Sam and Ron Taylor (a fellow ABFMS missionary) taught the students how to play basketball. They trained them so well that their team was able to beat a high school team based in the capital. The Zairian kids called Sam “Pele” after the soccer great, because he could do things with a basketball that they’d never seen before.
During their two terms in Zaire, Sam and Beverly welcomed their second child, Craig, born in August 1971 and their third child, Heather in July 1974. In July 1979 the family left Zaire and settled in Missouri. Sam worked as a computer engineer and taught some evening classes.
The ABFMS asked Sam to consider going to the Philippines were there was a need at Central Philippine University (CPU). They university had been given a computer by the government, but no one knew how to program it. Sam would set up the computer program for the university and start a computer science program. The Duncan family left for the Philippines in August 1981.
While at CPU, Sam ran the entire institution’s registration on a TRS-8-, a computer with a fraction of the computing power found in modern smartphones. He also authored a couple of books on Basic, Fortran, and Cobol programming languages. They spent three years at CPU. The Computer Center evolved from two computers in 1981 to forty by July 1984. Five computer courses were offered, many taught by Sam, with over 1,600 people taking these courses during the three years.
In 1984, the Duncan’s returned to the US, this time to Valley Forge, PA. Sam and Beverly wrote in a 1984 letter: “Even though the past year was very hectic for us, we definitely felt that God was leading us through the changes…. We are now ready for another phase of mission work as we continue our service here in Valley Forge. As we think back over our terms in Zaire and the Philippines, we realize that the most rewarding aspect of our lives has been the many friends we have made. We belong to a very special family that cuts across race, languages, and national boundaries.” Sam then became the director for the Computer Center for American Baptist Churches USA. He remained at the Computer Center until he retired in 2013.
In PA, Sam was a member of the church choirs at Lower Providence Baptist Church and then later at Royersford Baptist Church (RBC). He took part in many plays including a starring role in “The Fantasticks.”
Following his divorce from Beverly in 1994, Sam remarried in June 1995, to Anne Clark, until their eventual divorce in 2005.
During these years, Sam taught quantitative analysis in the adult undergraduate program at Eastern University. He also rewrote the statistics curriculum and textbook for them.
In 2007, Sam met Eva Sherman, his partner until the end of his life.

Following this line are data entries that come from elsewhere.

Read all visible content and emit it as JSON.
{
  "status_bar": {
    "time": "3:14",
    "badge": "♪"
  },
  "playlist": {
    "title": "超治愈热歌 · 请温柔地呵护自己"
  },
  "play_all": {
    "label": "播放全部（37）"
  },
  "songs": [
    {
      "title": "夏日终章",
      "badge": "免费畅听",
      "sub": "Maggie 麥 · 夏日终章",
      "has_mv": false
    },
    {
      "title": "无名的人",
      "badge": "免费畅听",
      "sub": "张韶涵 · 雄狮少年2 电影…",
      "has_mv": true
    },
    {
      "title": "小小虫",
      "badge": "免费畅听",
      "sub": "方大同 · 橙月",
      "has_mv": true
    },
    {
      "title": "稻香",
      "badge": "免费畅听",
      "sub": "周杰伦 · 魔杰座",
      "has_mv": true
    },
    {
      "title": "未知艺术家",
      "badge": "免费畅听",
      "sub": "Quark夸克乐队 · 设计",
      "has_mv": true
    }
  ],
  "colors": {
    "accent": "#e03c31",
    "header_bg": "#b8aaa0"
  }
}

After Sam retired from the Computer Center in 2013, he spent a year helping care for his youngest daughter, receiving ketamine infusions for Complex Regional Pain Syndrome (CRPS). At the end of the year, Sam and Eva moved to Berkeley, CA where Sam volunteered at Ashby Village (AV), a not-for-profit devoted to helping older people stay in their homes. Sam helped AV members with their computer, phone and other tech issues and also helped AV staff with their network and other tech issues. Retired or not, Sam was an untiring and relentless problem solver, always in the service of others
Sam touched many people’s lives, in many ways, across several continents. He lived an exuberantly intellectually-curious, service-minded, social-progressive, and humor-filled life.
Sam is survived by his partner Eva; his children: Jennifer, Craig, and Heather Duncan; his granddaughter, Jessie Duncan; several nieces and a nephew.
A memorial service for Sam is being held on Saturday, December 18, 2021 at 2:30pm at the Royersford Baptist Church, 452 Lewis Road, Royersford, PA. It will be a time of remembering Sam, his life, and his ministry. The memorial service can also be attended virtually via this link: https://www.youtube.com/watch?v=_xAS61GtcM8.